The same cannot be said for the Australia Network, which is funded by the Department of Foreign Affairs and Trade but run by the ABC. The Commission of Audit has recommended it be scrapped because it claims it is not the most efficient way of achieving soft diplomacy in our region. This is certainly arguable and definitely unfortunate given the network’s successful inroads into China in recent weeks.

But there are no real surprises here: the government has been sending not-so-subtle messages that the Australia Network faces cuts or closure.

On ABC and SBS funding, the Commission of Audit said there really is no such thing as the right amount, insisting instead on driving a culture of efficiency in both organisations.
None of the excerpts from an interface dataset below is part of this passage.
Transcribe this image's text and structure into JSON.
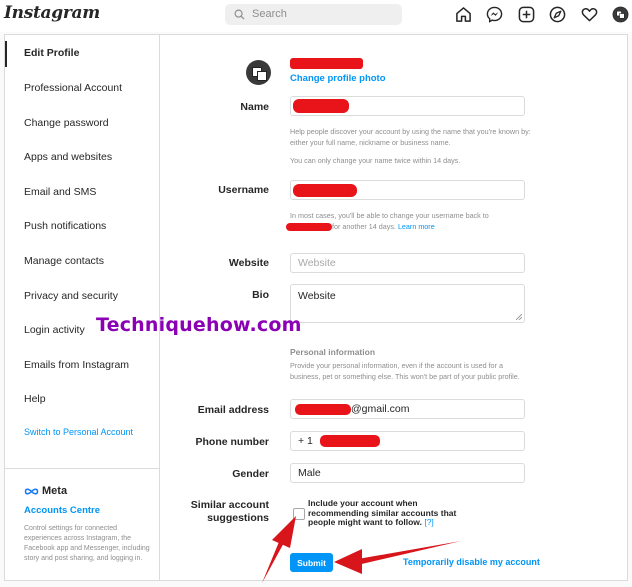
{
  "header": {
    "logo": "Instagram",
    "search_placeholder": "Search",
    "nav_icons": [
      "home-icon",
      "messenger-icon",
      "new-post-icon",
      "explore-icon",
      "activity-heart-icon",
      "profile-avatar-icon"
    ]
  },
  "sidebar": {
    "items": [
      {
        "label": "Edit Profile",
        "active": true
      },
      {
        "label": "Professional Account"
      },
      {
        "label": "Change password"
      },
      {
        "label": "Apps and websites"
      },
      {
        "label": "Email and SMS"
      },
      {
        "label": "Push notifications"
      },
      {
        "label": "Manage contacts"
      },
      {
        "label": "Privacy and security"
      },
      {
        "label": "Login activity"
      },
      {
        "label": "Emails from Instagram"
      },
      {
        "label": "Help"
      }
    ],
    "switch_account": "Switch to Personal Account",
    "meta_brand": "Meta",
    "accounts_centre": "Accounts Centre",
    "accounts_centre_desc": "Control settings for connected experiences across Instagram, the Facebook app and Messenger, including story and post sharing, and logging in."
  },
  "profile": {
    "change_photo": "Change profile photo"
  },
  "form": {
    "name_label": "Name",
    "name_help_1": "Help people discover your account by using the name that you're known by: either your full name, nickname or business name.",
    "name_help_2": "You can only change your name twice within 14 days.",
    "username_label": "Username",
    "username_help_pre": "In most cases, you'll be able to change your username back to",
    "username_help_post": "for another 14 days.",
    "learn_more": "Learn more",
    "website_label": "Website",
    "website_placeholder": "Website",
    "bio_label": "Bio",
    "bio_value": "Website",
    "personal_info_title": "Personal information",
    "personal_info_desc": "Provide your personal information, even if the account is used for a business, pet or something else. This won't be part of your public profile.",
    "email_label": "Email address",
    "email_suffix": "@gmail.com",
    "phone_label": "Phone number",
    "phone_prefix": "+ 1",
    "gender_label": "Gender",
    "gender_value": "Male",
    "similar_label_1": "Similar account",
    "similar_label_2": "suggestions",
    "similar_text": "Include your account when recommending similar accounts that people might want to follow.",
    "similar_help": "[?]",
    "similar_checked": false,
    "submit_label": "Submit",
    "disable_label": "Temporarily disable my account"
  },
  "watermark": "Techniquehow.com",
  "colors": {
    "accent": "#0095f6",
    "redaction": "#e8141a",
    "watermark": "#8b00b5",
    "arrow": "#d7151b"
  }
}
On this score, it looks like the right hand knows what the left is up to because the commission has recommended that the ABC and SBS be benchmarked against commercial television networks and that funding should be based on this.

It is as if communications minister Malcolm Turnbull has already anticipated this, because in January he commissioned former Seven network executive Peter Lewis to conduct an efficiency review of the ABC and SBS.

So now, all eyes must be directed at Lewis’ report, which is due to be released around the time of the federal budget. Insiders say Lewis has taken some convincing that the ABC’s approach to news and current affairs requires greater funding than the Seven Network. So his recommendations, and the ABC’s reaction to them, will tell us much about the future of funding for our national broadcasters.

The Conversation

Ben Spies-Butcher is a voluntary office bearer for the Australian Greens.

Janine O'Flynn has received research funding from the Australian Research Council, the Australian Public Service Commission, and the Brotherhood of St Laurence.

Sinclair Davidson is Professor of Institutional Economics at RMIT University and a senior fellow at the Institute of Public Affairs. He has previously held research grants from the Australian Research Council.

Andrew Dodd, Ben Phillips, Geoff Sharrock, Glenn C. Savage, Gwilym Croucher, Helen Dickinson, Roy Green, and Veronica Sheen do not work for, consult, own shares in or receive funding from any company or organisation that would benefit from this article, and have disclosed no relevant affiliations beyond their academic appointment.